At one meeting we were at, somebody spoke about the death and the possible carnage that might be involved. She was clearly distressed by the prospect that there is always a real danger. There is always a danger that there will be carnage, there will be death and there will be losses. So I am very pleased today that this motion states our support, expresses our confidence in the ability of the armed forces and, more importantly, looks to their safe return home. I know that they will do us proud. They will certainly renew the long held ties between the people of East Timor and the Australian service men and women.

The motion before the House marks a watershed in the political geography of South-East Asia, particularly in terms of Australia's relationships in the region. Not only do we have a new nation on our doorstep, but we have a chance to imbue our relationships with Indonesia with a new level of maturity. It is little wonder that Australia's leadership, particularly on the East Timor issue, has placed great strain on our relationships with Indonesia. It has also tested our relationships with other countries such as the United States, which may not have always been as positive or as strong as we believed them to be in the past.

Recently I heard the statement by Indonesian President Habibie to the Indonesian house of representatives. I believe that his view that he is `disappointed by the Australian attitude in dealing with the matter' will allow us to redress the past mistakes of Australia's relationship with Indonesia.

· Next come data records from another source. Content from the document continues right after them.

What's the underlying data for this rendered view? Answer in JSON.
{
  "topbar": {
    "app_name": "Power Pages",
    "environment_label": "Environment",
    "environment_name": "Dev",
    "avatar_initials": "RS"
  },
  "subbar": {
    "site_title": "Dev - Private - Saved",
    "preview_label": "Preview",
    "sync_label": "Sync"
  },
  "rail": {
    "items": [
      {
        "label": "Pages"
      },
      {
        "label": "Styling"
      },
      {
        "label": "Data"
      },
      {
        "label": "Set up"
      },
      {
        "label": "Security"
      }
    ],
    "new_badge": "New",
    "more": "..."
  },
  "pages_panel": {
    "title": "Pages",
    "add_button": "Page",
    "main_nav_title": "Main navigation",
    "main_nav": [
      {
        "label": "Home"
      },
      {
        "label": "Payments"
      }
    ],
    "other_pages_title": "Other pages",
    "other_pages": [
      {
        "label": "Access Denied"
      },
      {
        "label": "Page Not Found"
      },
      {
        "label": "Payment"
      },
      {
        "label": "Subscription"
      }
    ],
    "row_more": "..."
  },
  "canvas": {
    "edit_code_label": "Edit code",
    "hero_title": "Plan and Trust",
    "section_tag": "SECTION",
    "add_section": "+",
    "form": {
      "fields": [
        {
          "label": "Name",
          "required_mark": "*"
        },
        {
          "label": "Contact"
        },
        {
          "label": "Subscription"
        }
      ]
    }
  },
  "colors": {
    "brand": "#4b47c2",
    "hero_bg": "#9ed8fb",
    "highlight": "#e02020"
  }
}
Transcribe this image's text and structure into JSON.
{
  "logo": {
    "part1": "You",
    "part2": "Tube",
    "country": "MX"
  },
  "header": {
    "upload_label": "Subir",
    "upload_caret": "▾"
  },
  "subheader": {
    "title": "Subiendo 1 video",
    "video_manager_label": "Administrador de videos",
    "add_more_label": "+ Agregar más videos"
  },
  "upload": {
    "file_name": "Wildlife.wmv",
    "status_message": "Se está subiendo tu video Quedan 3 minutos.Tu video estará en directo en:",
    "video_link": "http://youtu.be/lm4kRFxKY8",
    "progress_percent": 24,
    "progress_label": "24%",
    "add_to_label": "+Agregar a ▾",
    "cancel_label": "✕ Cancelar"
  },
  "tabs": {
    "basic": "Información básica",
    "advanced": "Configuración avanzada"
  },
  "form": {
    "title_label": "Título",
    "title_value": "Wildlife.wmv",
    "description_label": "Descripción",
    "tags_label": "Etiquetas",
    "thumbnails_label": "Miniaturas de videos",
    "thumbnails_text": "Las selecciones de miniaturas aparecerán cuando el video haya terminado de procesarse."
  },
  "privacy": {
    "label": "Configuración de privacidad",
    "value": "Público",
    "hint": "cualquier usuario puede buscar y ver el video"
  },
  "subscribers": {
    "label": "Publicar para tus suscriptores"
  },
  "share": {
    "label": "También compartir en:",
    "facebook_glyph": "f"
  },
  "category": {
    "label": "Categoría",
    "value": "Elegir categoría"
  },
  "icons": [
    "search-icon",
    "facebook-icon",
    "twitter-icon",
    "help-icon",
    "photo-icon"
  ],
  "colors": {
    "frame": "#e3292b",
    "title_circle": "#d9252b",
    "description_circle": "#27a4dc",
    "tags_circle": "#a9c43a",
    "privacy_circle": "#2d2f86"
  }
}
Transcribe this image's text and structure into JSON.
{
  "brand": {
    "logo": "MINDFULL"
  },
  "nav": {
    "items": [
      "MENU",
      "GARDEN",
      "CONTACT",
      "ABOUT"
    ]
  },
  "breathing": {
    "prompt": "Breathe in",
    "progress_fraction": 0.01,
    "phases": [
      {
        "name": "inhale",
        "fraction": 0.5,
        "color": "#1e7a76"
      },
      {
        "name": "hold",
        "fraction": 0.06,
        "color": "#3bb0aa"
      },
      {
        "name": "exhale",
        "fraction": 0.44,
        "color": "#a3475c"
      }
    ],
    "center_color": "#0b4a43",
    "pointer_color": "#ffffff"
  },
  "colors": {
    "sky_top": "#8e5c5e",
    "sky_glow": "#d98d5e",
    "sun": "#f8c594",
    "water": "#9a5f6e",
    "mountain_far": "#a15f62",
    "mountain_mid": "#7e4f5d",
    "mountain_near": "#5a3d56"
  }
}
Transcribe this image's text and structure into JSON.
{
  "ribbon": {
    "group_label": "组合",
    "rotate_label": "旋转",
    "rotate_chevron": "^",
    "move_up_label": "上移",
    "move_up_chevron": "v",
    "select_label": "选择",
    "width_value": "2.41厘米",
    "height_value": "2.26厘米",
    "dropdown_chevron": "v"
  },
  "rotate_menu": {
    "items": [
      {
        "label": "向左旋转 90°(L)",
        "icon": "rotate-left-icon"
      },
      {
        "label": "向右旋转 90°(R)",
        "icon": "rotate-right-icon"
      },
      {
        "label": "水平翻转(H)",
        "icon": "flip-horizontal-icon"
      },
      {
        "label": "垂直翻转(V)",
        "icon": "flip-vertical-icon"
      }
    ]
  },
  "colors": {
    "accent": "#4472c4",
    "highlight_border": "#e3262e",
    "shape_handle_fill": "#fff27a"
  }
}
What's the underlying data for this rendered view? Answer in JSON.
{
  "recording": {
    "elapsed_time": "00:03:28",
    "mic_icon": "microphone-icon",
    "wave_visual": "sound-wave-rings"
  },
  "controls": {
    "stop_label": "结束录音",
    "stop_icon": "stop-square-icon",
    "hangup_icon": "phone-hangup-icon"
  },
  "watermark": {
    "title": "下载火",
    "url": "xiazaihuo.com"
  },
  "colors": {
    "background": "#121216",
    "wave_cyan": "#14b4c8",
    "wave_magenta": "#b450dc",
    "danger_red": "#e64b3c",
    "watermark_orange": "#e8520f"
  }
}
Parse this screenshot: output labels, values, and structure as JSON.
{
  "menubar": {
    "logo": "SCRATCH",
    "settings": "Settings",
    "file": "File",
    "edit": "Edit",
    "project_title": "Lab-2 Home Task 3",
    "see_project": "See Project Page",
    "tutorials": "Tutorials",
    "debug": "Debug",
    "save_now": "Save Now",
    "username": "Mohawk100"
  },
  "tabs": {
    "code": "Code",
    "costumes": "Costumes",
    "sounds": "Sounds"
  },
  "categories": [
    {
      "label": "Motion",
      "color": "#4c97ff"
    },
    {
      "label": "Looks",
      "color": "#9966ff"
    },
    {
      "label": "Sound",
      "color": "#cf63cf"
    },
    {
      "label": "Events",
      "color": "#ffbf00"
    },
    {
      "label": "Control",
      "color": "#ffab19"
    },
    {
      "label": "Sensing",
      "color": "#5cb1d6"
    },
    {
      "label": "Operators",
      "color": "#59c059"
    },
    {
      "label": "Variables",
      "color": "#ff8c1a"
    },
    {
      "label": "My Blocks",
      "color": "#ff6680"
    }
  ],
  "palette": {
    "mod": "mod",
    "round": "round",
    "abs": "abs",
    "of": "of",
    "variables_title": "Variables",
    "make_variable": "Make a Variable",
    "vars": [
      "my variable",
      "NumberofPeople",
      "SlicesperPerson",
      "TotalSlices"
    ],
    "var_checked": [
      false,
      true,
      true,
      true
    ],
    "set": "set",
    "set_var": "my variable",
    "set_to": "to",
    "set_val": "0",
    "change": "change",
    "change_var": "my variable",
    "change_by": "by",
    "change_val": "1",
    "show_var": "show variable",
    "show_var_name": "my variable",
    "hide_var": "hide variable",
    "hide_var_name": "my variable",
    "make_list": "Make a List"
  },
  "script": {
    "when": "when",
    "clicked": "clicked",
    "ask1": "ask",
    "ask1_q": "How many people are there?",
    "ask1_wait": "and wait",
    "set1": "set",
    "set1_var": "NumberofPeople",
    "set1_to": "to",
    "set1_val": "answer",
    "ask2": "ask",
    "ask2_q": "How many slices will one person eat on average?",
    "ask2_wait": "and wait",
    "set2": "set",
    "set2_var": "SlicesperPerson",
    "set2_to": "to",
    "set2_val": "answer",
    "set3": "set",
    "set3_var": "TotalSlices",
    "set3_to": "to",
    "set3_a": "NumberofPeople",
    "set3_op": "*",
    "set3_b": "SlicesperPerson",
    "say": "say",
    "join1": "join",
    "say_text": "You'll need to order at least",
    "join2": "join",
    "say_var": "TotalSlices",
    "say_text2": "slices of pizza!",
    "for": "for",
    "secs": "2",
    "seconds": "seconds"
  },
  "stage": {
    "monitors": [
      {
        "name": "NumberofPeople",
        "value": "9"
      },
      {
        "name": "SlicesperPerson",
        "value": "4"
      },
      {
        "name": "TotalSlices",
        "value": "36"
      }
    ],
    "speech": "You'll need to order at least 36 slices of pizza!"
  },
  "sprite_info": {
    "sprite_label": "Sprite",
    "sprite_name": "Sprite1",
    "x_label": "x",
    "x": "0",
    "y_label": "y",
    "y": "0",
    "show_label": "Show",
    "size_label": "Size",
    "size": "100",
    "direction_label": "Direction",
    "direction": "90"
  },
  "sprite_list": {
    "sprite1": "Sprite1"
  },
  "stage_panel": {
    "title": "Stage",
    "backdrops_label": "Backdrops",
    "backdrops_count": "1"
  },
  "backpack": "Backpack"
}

For too long, it seemed to many that our relationship with Indonesia was unbalanced. Australian governments, particularly the Keating government, in the past were often too eager to please the Jakarta political elite at the expense of our long-term relationship with the region and humanitarian concerns. It is worth noting now that our relationship is at an all-time low. It is symbolised by the imminent danger of conflict involving our forces and by the abrogation of this agreement.

It sounds like we have a lot to consider in the future and we have much to do at a particular time in our relations with Indonesia. We have a chance to reverse the imbalance and, much more importantly, to recognise that our policy should not be based solely on deference to the concerns of one small section of Indonesian society, regardless of whether or not those people are in power in Jakarta. It is with this in mind that we will be on an even footing with our Indonesian neighbours. It is in our longer term interests, and also in the interests of humanity, that we look at this relationship.

I express my absolute best wishes to our soldiers for a safe return. The prayers and thoughts of our nation are with them and their families. I also express my gratitude to the international agencies for the work that they are doing with many of the refugees at the moment. It is too early to anticipate where this situation will lead. How long it will go for is another thing that is uncertain. It has every potential to be, as I mentioned to someone the other day, what Albania was to Italy; certainly that situation has unfolded in past months. A considerable amount of funding for the military will be needed, and also for a continuing international relief program. There is a nation that has to be rebuilt. There are no utilities. There is absolutely nothing there at the moment. I hope and pray that Australia can play a very positive role in ensuring that East Timor will again rise from the ashes.